Gamasutra: Who proposed the Burger King deal?
Philip Oliver: Well, I think Burger King obviously has been looking at the fact that they’re trying to connect with today’s youth, and that means gamers, fundamentally. Certainly they’re not after the sub-ten-year-olds, because the competition does that, without mentioning any names. But they want to get the 12-18 or 20 year olds, and those people play video games, and that’s cool and that’s trendy and that’s where they want to spend their advertising money - hence doing things like Fight Night. So they were already active in this market, basically just trying to be more in this area. So that’s one end.
We at the other end were talking to Microsoft, saying we’d like to do something like Fusion Frenzy again. And ideally it would’ve been Fusion Frenzy itself, but Hudson Soft nipped it and took the license from Microsoft, which was like, 'hmmm. That was our game! Not sure if that’s right.'
GS: Yeah, I was a little confused about that.
PO: So were we! We said, 'that’s our game, if you’re going to make it, you’ve got to make it with us!' But we went back and checked the contract, and they do own the IP. We completely created that thing from scratch, from just a brief document that said ‘can you make us a party game for mature gamers, sort of 18+’and that’s what we did for Microsoft, and it did pretty well. But it was a work for hire, which means they do own the IP, which means if they want to go and license it to Hudson Soft, they can, but it was a bit of a shame because we’d have loved to have done the next one.
But anyway, we were talking to them about the fact it was a bit of a shame we weren’t getting to do this, and we really wanted to do another party-style game.

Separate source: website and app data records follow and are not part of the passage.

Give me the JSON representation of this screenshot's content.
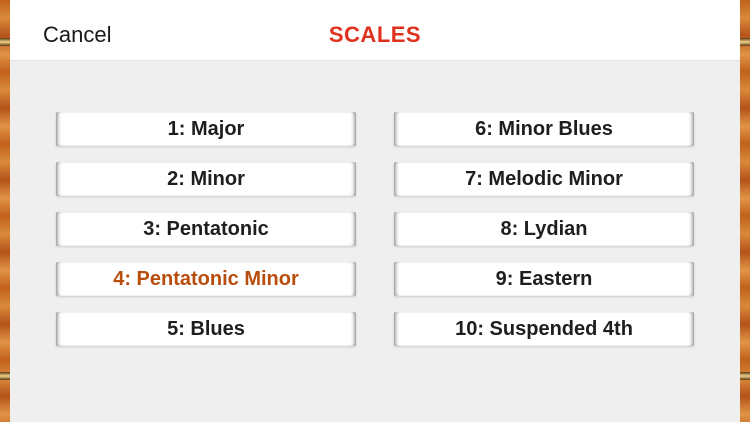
{
  "nav": {
    "cancel_label": "Cancel",
    "title": "SCALES"
  },
  "colors": {
    "title": "#e0301e",
    "selected": "#b84d0c"
  },
  "scales_left": [
    {
      "label": "1: Major",
      "selected": false
    },
    {
      "label": "2: Minor",
      "selected": false
    },
    {
      "label": "3: Pentatonic",
      "selected": false
    },
    {
      "label": "4: Pentatonic Minor",
      "selected": true
    },
    {
      "label": "5: Blues",
      "selected": false
    }
  ],
  "scales_right": [
    {
      "label": "6: Minor Blues",
      "selected": false
    },
    {
      "label": "7: Melodic Minor",
      "selected": false
    },
    {
      "label": "8: Lydian",
      "selected": false
    },
    {
      "label": "9: Eastern",
      "selected": false
    },
    {
      "label": "10: Suspended 4th",
      "selected": false
    }
  ]
}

We were talking to (Xbox Live Arcade portfolio manager) Ross Erickson and he said his new role in life was Live Arcade, and basically that that would fit perfectly. So, we were having lots of conversations with him, and he came over to visit our studio because we said we were going to get into Live Arcade in a big way, and then during out conversation we said ‘well who funds this?’We’re an independent developer, and we need funding! And he said ‘yeah, well the problem is the Live Arcade division doesn’t have a lot of money to give out for funding.’So we said what about advertisers? Are their advertisers out there who would like to get product placement within video games? He said there might be, and that he’d look out for us.
A week or two later, he gave us a call and said ‘we’ve just had Burger King in touch with us, saying they’d like to fund some games, and they’ve come to me in Live Arcade, and feel they’re not going to be the size of Halo or Project Gotham or something, and in fact it links up well with Live –do you guys want to talk to them?’
So that’s kind of where it started, and it sounded like a pretty good idea. It started as Xbox Live Arcade games, just for the 360, and we bought into that. Three games, Live Arcade, they’d get some good product placement, we’d get some good games out on the system, and it’d be great. It got more interesting as time went along, because we started committing people to the project, and time was moving on, and we started getting to seven months, which eventually fell to six months, when they started saying ‘we want them to be boxed games!’Well, more accurately, they said they wanted them to be Xbox games as well.
So we said, hang on a minute, that doesn’t work with Xbox Live Arcade, and they said “we’ll just put them in a box. ”That makes sure they have to walk into the store, they can’t just pull it off the Xbox Live service, they actually have to come in-store. And we said ‘surely that’s a problem, cost of goods and everything,’ and they said ‘we have a good history with Microsoft, we can work out a deal with them, and we may as well put the 360 and Xbox games on the same disc!’ And we said ‘this sounds quite scary now, because you’re going to ask us for much bigger games!’ Well, that came next (laughs).
So at this point we were committed, and we had fifteen or twenty people at this point into it, working on the designs for 360. We were quite into it, then they upped the size of the contract, so they raised the budget, and we raised the team size considerably. We got up to about 60 people in all.
PO: And we wound up pumping out something good –even though at times we thought, ‘Jesus, what have we got ourselves into, this is tough.’We managed to get an extra month out of them, because we thought it was just too challenging, and just too tight. We got another month out of them by Microsoft basically agreeing to fast-track them through their QA process, so that was good, and helpful. But we still had to effectively do three original games, two SKUs of each, in seven months. Scary, but we did it! They’re all mastered, they’re all in production, and there’s going to be two million units of each disc.